| TASK BRIEF |
All lines that hold the string "JSON" should be copied. Find them in the listing below.
--- START ---
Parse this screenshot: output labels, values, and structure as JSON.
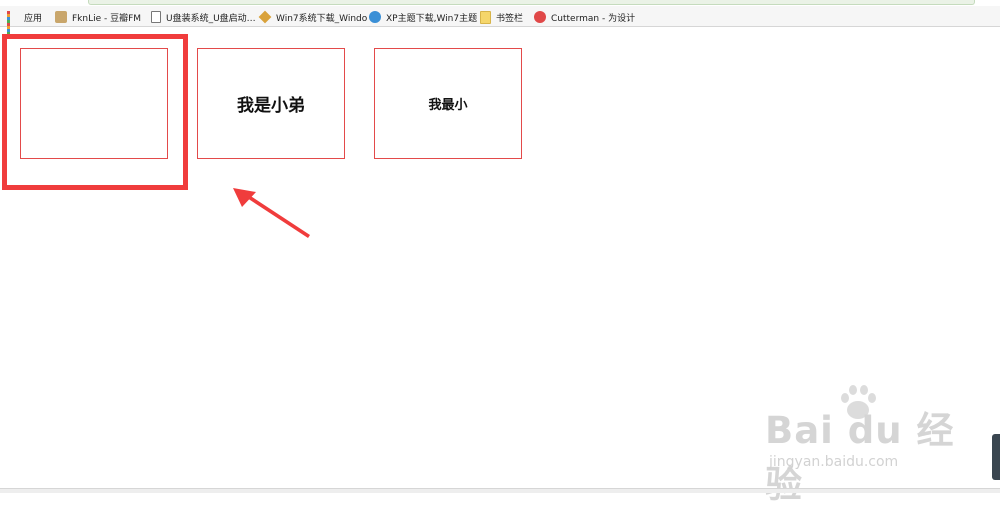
{
  "bookmarks_bar": {
    "items": [
      {
        "label": "应用",
        "icon": "apps-icon"
      },
      {
        "label": "FknLie - 豆瓣FM",
        "icon": "fm-icon"
      },
      {
        "label": "U盘装系统_U盘启动…",
        "icon": "page-icon"
      },
      {
        "label": "Win7系统下载_Windo",
        "icon": "windows-icon"
      },
      {
        "label": "XP主题下载,Win7主题",
        "icon": "ie-icon"
      },
      {
        "label": "书签栏",
        "icon": "folder-icon"
      },
      {
        "label": "Cutterman - 为设计",
        "icon": "cutterman-icon"
      }
    ]
  },
  "boxes": [
    {
      "text": "",
      "font_size": "16px"
    },
    {
      "text": "我是小弟",
      "font_size": "17px"
    },
    {
      "text": "我最小",
      "font_size": "13px"
    }
  ],
  "watermark": {
    "main": "Bai du 经验",
    "sub": "jingyan.baidu.com"
  },
  "colors": {
    "box_border": "#e34a4a",
    "highlight": "#f03c3c",
    "arrow": "#f03c3c"
  }
}
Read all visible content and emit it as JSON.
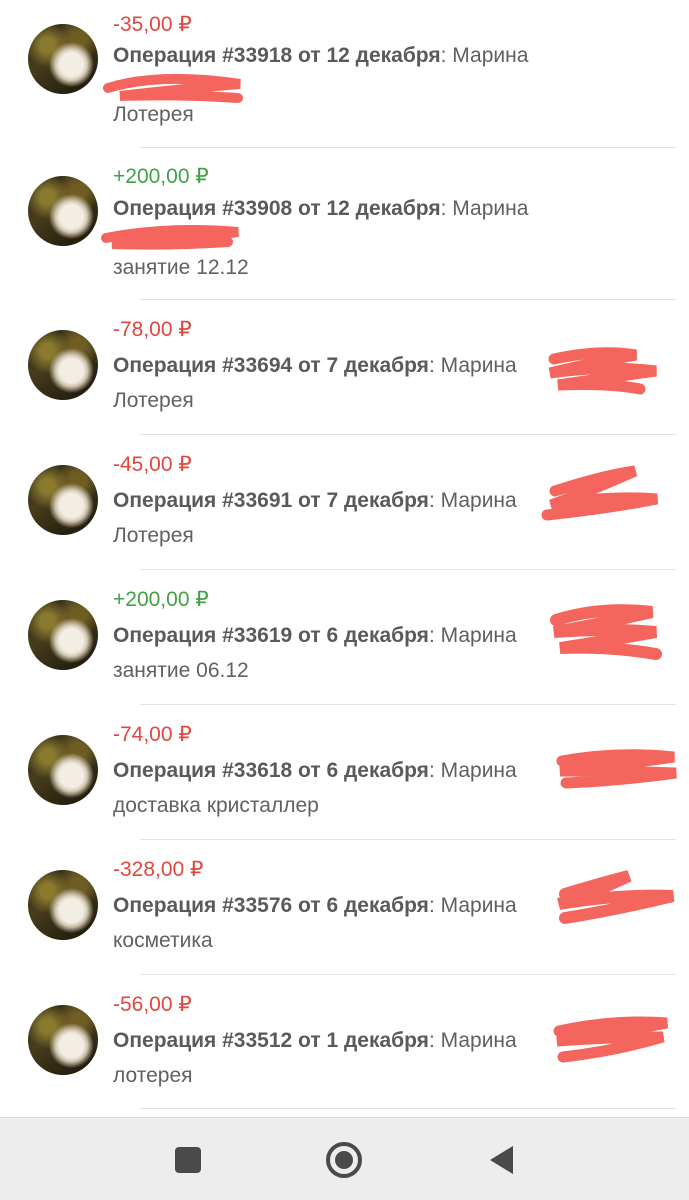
{
  "currency": "₽",
  "colors": {
    "negative": "#e0473f",
    "positive": "#43a047",
    "redaction": "#f4665d"
  },
  "transactions": [
    {
      "amount": "-35,00 ₽",
      "sign": "neg",
      "op_label": "Операция #33918 от 12 декабря",
      "payer": ": Марина",
      "comment": "Лотерея"
    },
    {
      "amount": "+200,00 ₽",
      "sign": "pos",
      "op_label": "Операция #33908 от 12 декабря",
      "payer": ": Марина",
      "comment": "занятие 12.12"
    },
    {
      "amount": "-78,00 ₽",
      "sign": "neg",
      "op_label": "Операция #33694 от 7 декабря",
      "payer": ": Марина",
      "comment": "Лотерея"
    },
    {
      "amount": "-45,00 ₽",
      "sign": "neg",
      "op_label": "Операция #33691 от 7 декабря",
      "payer": ": Марина",
      "comment": "Лотерея"
    },
    {
      "amount": "+200,00 ₽",
      "sign": "pos",
      "op_label": "Операция #33619 от 6 декабря",
      "payer": ": Марина",
      "comment": "занятие 06.12"
    },
    {
      "amount": "-74,00 ₽",
      "sign": "neg",
      "op_label": "Операция #33618 от 6 декабря",
      "payer": ": Марина",
      "comment": "доставка кристаллер"
    },
    {
      "amount": "-328,00 ₽",
      "sign": "neg",
      "op_label": "Операция #33576 от 6 декабря",
      "payer": ": Марина",
      "comment": "косметика"
    },
    {
      "amount": "-56,00 ₽",
      "sign": "neg",
      "op_label": "Операция #33512 от 1 декабря",
      "payer": ": Марина",
      "comment": "лотерея"
    }
  ],
  "nav": {
    "recents_icon": "square-icon",
    "home_icon": "circle-home-icon",
    "back_icon": "triangle-back-icon"
  }
}
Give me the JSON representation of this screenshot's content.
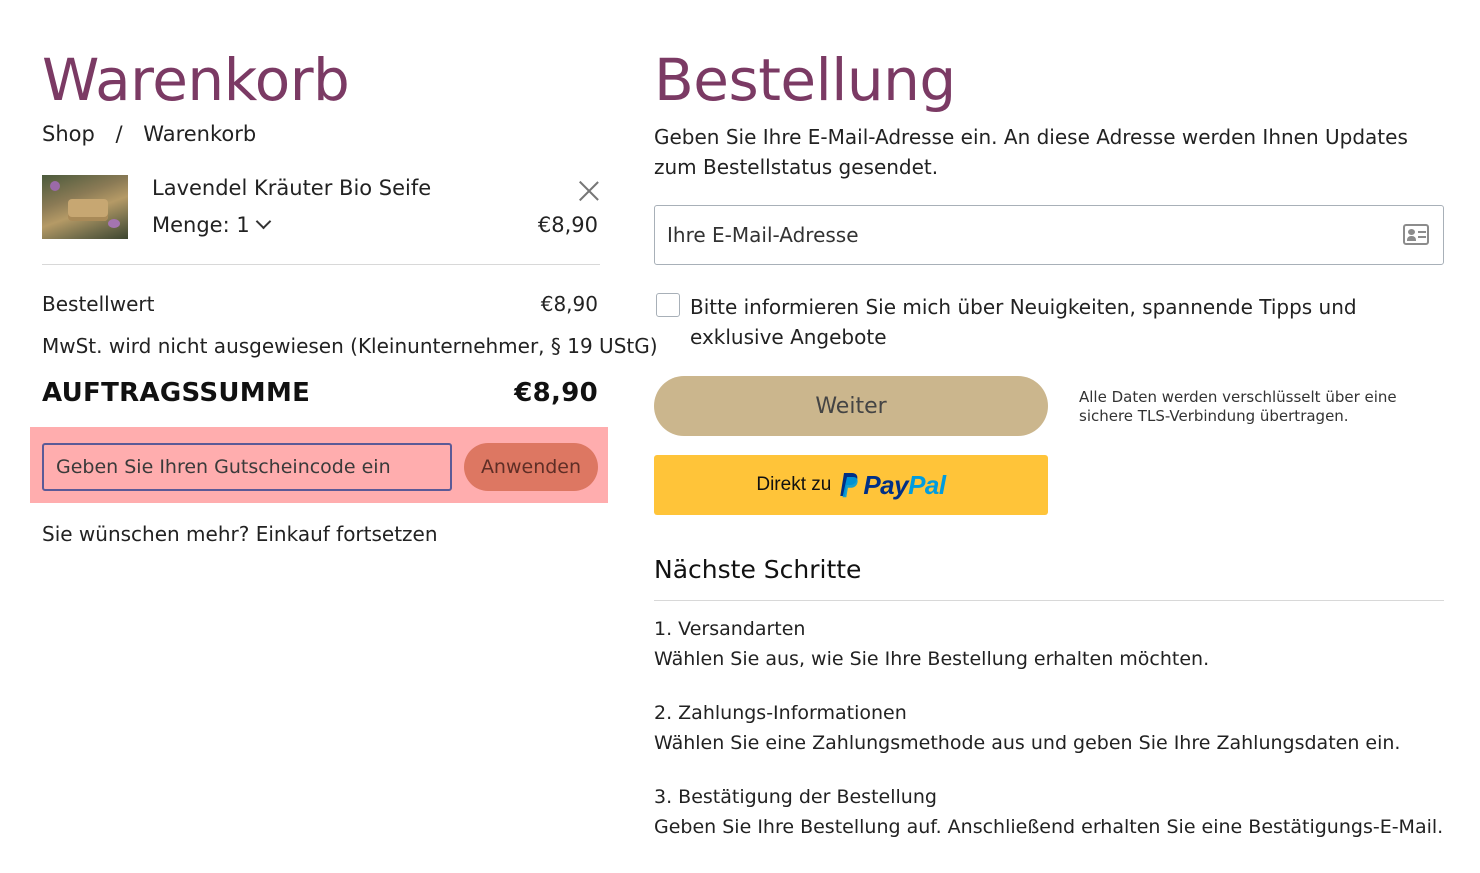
{
  "cart": {
    "title": "Warenkorb",
    "breadcrumb": {
      "shop": "Shop",
      "separator": "/",
      "current": "Warenkorb"
    },
    "item": {
      "name": "Lavendel Kräuter Bio Seife",
      "quantity_label": "Menge: 1",
      "price": "€8,90",
      "image_icon": "product-thumbnail"
    },
    "order_value_label": "Bestellwert",
    "order_value": "€8,90",
    "tax_note": "MwSt. wird nicht ausgewiesen (Kleinunternehmer, § 19 UStG)",
    "total_label": "AUFTRAGSSUMME",
    "total_value": "€8,90",
    "coupon": {
      "placeholder": "Geben Sie Ihren Gutscheincode ein",
      "apply_label": "Anwenden",
      "highlight_color": "#ffadae"
    },
    "continue_prefix": "Sie wünschen mehr?",
    "continue_link": "Einkauf fortsetzen"
  },
  "order": {
    "title": "Bestellung",
    "email_description": "Geben Sie Ihre E-Mail-Adresse ein. An diese Adresse werden Ihnen Updates zum Bestellstatus gesendet.",
    "email_placeholder": "Ihre E-Mail-Adresse",
    "newsletter_label": "Bitte informieren Sie mich über Neuigkeiten, spannende Tipps und exklusive Angebote",
    "newsletter_checked": false,
    "continue_button": "Weiter",
    "secure_note": "Alle Daten werden verschlüsselt über eine sichere TLS-Verbindung übertragen.",
    "paypal_prefix": "Direkt zu",
    "paypal_word_pay": "Pay",
    "paypal_word_pal": "Pal",
    "next_steps_title": "Nächste Schritte",
    "steps": [
      {
        "title": "1. Versandarten",
        "text": "Wählen Sie aus, wie Sie Ihre Bestellung erhalten möchten."
      },
      {
        "title": "2. Zahlungs-Informationen",
        "text": "Wählen Sie eine Zahlungsmethode aus und geben Sie Ihre Zahlungsdaten ein."
      },
      {
        "title": "3. Bestätigung der Bestellung",
        "text": "Geben Sie Ihre Bestellung auf. Anschließend erhalten Sie eine Bestätigungs-E-Mail."
      }
    ]
  },
  "colors": {
    "title": "#7b3a64",
    "weiter_button": "#cbb68d",
    "apply_button": "#dd7762",
    "paypal_button": "#ffc439",
    "paypal_dark": "#003087",
    "paypal_light": "#009cde"
  }
}
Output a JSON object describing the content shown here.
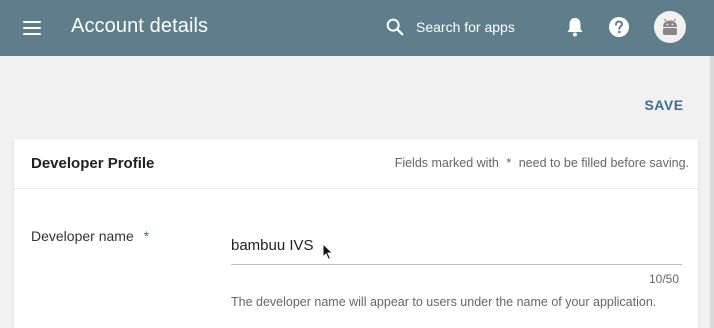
{
  "header": {
    "title": "Account details",
    "search_placeholder": "Search for apps",
    "menu_icon": "menu-icon",
    "search_icon": "search-icon",
    "bell_icon": "bell-icon",
    "help_icon": "help-icon",
    "avatar_icon": "android-avatar-icon",
    "bg_color": "#607d8b"
  },
  "actions": {
    "save_label": "SAVE",
    "accent_color": "#3d6e8c"
  },
  "card": {
    "title": "Developer Profile",
    "note_prefix": "Fields marked with",
    "note_star": "*",
    "note_suffix": "need to be filled before saving.",
    "developer_name": {
      "label": "Developer name",
      "required_star": "*",
      "value": "bambuu IVS",
      "char_count": "10/50",
      "helper": "The developer name will appear to users under the name of your application."
    }
  }
}
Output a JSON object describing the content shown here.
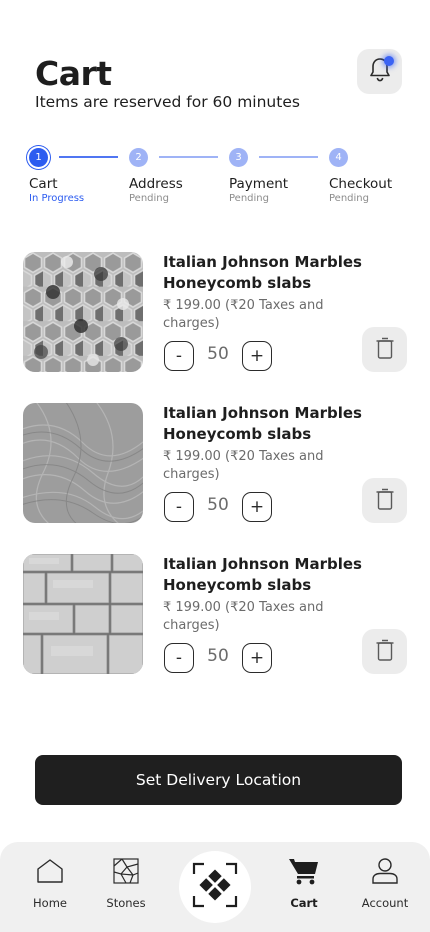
{
  "header": {
    "title": "Cart",
    "subtitle": "Items are reserved for 60 minutes"
  },
  "notification": {
    "icon": "bell-icon",
    "has_unread": true,
    "dot_color": "#3b63f4"
  },
  "stepper": {
    "steps": [
      {
        "number": "1",
        "label": "Cart",
        "status": "In Progress",
        "active": true
      },
      {
        "number": "2",
        "label": "Address",
        "status": "Pending",
        "active": false
      },
      {
        "number": "3",
        "label": "Payment",
        "status": "Pending",
        "active": false
      },
      {
        "number": "4",
        "label": "Checkout",
        "status": "Pending",
        "active": false
      }
    ],
    "active_color": "#2c5cf0",
    "pending_color": "#9fb3f6"
  },
  "cart": {
    "items": [
      {
        "name": "Italian Johnson Marbles Honeycomb slabs",
        "price": "₹ 199.00 (₹20 Taxes and charges)",
        "minus": "-",
        "plus": "+",
        "quantity": "50",
        "image": "hexagon-marble-tile"
      },
      {
        "name": "Italian Johnson Marbles Honeycomb slabs",
        "price": "₹ 199.00 (₹20 Taxes and charges)",
        "minus": "-",
        "plus": "+",
        "quantity": "50",
        "image": "grey-plaster-texture"
      },
      {
        "name": "Italian Johnson Marbles Honeycomb slabs",
        "price": "₹ 199.00 (₹20 Taxes and charges)",
        "minus": "-",
        "plus": "+",
        "quantity": "50",
        "image": "white-stone-brick-wall"
      }
    ]
  },
  "cta": {
    "label": "Set Delivery Location"
  },
  "tabbar": {
    "tabs": [
      {
        "label": "Home",
        "icon": "home-icon",
        "active": false
      },
      {
        "label": "Stones",
        "icon": "stones-icon",
        "active": false
      },
      {
        "label": "",
        "icon": "scan-icon",
        "active": false
      },
      {
        "label": "Cart",
        "icon": "cart-icon",
        "active": true
      },
      {
        "label": "Account",
        "icon": "account-icon",
        "active": false
      }
    ]
  }
}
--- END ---
| ANSWER SECTION |
Parse this screenshot: output labels, values, and structure as JSON.
Read all visible content and emit it as JSON.
Give me the JSON representation of this screenshot's content.
Output a JSON object describing the content shown here.
Output a JSON object describing the content shown here.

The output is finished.